Task - The answer is every line in the data below that contains the word "price".

Supplied data -
= Beginning of Section =

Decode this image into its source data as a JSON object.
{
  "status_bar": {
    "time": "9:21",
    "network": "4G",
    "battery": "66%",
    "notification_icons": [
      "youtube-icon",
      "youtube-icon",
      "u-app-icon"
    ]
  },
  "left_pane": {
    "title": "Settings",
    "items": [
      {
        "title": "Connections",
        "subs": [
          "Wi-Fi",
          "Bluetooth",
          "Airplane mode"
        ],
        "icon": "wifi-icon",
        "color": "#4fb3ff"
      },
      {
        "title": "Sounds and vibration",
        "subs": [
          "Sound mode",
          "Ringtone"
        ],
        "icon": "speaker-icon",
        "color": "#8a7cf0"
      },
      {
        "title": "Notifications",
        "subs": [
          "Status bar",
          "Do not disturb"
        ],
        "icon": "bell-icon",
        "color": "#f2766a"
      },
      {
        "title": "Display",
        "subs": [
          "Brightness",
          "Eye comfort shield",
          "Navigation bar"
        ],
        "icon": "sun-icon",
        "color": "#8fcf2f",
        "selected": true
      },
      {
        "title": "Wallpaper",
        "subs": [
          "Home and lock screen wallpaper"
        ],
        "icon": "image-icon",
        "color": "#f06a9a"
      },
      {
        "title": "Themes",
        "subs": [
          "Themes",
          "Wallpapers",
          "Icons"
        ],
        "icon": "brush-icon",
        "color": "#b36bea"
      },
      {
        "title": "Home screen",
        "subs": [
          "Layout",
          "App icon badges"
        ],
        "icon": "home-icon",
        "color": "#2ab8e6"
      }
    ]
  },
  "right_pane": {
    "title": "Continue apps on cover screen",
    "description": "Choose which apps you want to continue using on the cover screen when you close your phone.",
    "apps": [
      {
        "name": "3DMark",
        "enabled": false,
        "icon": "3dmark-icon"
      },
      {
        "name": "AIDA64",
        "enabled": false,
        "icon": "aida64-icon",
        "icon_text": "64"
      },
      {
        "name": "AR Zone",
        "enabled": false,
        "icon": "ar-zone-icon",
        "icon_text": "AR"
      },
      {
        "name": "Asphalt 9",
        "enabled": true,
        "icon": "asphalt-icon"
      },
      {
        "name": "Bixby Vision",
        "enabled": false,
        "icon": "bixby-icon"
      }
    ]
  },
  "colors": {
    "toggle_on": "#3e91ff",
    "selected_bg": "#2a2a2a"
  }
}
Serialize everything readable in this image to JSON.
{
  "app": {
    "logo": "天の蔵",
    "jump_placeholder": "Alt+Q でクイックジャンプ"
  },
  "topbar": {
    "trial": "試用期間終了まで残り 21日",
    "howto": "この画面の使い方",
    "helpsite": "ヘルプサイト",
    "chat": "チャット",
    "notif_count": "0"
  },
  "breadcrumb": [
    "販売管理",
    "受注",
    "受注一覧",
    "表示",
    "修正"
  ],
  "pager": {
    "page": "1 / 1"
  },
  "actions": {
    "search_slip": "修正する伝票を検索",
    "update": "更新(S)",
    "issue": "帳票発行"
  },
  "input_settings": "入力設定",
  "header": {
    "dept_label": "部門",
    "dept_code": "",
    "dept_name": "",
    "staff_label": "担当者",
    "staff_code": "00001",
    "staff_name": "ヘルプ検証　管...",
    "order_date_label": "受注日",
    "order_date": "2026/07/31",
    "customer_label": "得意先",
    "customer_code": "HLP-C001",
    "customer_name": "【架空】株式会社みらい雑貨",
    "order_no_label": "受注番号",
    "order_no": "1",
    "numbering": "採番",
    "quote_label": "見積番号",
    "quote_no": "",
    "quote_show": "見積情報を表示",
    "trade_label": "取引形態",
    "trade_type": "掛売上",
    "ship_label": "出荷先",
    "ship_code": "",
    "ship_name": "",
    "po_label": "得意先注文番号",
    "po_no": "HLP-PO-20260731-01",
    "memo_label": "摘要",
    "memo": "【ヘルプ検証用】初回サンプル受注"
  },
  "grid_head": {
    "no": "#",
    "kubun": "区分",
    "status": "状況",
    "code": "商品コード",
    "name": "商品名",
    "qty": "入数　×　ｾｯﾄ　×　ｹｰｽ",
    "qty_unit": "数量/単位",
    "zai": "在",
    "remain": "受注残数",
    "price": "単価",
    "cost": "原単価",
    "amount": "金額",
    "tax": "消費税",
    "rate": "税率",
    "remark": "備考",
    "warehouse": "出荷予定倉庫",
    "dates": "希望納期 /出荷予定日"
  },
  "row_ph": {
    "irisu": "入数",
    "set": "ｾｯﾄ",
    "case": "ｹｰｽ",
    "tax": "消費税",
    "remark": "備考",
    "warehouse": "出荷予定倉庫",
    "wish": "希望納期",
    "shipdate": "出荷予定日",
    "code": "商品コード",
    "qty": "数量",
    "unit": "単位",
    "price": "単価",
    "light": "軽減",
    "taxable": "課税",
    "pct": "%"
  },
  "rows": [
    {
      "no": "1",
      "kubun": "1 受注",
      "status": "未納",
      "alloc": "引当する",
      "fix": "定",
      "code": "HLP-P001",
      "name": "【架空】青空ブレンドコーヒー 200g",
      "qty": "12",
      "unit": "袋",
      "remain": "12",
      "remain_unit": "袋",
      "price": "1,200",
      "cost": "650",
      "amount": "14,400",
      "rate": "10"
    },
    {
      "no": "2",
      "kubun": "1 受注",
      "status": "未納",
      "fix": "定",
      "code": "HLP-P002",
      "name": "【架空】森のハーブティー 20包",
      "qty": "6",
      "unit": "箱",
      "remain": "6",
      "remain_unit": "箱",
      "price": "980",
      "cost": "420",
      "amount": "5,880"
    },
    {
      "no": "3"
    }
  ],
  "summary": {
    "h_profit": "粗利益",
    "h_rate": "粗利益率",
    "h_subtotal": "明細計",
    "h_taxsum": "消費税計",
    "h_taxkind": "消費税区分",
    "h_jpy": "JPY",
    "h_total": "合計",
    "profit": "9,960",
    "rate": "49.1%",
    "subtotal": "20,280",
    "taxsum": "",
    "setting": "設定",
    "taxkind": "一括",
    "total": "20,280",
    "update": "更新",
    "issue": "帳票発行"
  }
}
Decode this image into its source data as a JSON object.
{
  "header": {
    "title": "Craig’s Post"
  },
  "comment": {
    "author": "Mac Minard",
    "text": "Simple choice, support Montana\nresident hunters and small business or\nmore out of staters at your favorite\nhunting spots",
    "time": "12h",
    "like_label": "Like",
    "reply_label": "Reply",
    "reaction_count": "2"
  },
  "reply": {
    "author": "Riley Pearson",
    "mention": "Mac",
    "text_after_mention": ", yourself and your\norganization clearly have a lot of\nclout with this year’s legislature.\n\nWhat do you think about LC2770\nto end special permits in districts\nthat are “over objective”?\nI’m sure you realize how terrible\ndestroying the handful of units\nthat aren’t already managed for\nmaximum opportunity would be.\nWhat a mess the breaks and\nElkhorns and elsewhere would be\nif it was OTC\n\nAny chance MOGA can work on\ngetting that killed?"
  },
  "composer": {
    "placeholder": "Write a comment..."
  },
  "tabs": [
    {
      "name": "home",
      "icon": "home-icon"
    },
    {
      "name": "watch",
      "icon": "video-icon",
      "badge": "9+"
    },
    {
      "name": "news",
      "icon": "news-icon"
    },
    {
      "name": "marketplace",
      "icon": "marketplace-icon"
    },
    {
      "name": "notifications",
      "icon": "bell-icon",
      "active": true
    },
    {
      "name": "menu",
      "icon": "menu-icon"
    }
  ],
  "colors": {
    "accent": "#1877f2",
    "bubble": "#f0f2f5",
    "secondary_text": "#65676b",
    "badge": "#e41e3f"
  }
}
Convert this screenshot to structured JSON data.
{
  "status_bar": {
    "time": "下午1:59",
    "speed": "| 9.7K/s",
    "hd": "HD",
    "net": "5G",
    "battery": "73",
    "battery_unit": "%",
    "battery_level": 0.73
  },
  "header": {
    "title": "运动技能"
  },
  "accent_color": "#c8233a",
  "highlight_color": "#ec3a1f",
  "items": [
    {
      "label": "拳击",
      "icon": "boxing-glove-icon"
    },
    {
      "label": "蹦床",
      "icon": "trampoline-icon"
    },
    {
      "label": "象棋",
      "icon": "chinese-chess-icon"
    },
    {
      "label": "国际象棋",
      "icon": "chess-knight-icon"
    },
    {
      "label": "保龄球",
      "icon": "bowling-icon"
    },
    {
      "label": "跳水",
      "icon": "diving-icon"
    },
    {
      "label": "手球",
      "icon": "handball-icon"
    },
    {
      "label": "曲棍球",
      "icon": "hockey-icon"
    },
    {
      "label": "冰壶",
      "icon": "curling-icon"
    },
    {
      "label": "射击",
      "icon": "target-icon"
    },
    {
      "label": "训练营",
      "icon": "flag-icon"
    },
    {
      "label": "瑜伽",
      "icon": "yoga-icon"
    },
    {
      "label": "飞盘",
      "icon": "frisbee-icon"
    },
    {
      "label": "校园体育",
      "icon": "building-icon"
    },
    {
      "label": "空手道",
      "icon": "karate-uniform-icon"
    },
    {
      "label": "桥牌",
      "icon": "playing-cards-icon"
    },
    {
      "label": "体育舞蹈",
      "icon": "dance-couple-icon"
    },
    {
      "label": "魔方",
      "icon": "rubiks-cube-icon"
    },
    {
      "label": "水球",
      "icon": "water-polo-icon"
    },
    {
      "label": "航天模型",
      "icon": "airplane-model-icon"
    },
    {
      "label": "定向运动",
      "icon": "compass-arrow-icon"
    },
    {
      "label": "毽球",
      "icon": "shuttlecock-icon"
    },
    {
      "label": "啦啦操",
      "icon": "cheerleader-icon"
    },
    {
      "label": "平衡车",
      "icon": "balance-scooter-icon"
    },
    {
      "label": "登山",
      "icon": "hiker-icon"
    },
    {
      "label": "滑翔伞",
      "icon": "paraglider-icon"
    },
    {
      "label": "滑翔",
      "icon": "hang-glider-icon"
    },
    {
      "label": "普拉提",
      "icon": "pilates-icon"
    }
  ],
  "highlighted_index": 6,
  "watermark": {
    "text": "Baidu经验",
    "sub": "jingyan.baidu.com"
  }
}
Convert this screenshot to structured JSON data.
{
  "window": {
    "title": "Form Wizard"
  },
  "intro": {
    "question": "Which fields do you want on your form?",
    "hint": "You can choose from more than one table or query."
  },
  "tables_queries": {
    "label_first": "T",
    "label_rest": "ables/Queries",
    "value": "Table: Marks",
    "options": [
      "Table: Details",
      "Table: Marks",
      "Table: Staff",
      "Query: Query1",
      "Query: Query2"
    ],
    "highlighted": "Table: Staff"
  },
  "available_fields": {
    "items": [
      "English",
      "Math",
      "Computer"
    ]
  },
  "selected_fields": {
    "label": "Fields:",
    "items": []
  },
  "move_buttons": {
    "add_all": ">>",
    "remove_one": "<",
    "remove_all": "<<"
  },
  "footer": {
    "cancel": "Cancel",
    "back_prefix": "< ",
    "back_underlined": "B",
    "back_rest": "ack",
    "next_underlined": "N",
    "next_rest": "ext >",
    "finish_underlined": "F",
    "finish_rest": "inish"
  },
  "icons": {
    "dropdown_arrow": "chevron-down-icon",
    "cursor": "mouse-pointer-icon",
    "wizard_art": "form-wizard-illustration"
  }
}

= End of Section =

Task solution -
    "price": "単価",
    "price": "単価",
      "price": "1,200",
      "price": "980",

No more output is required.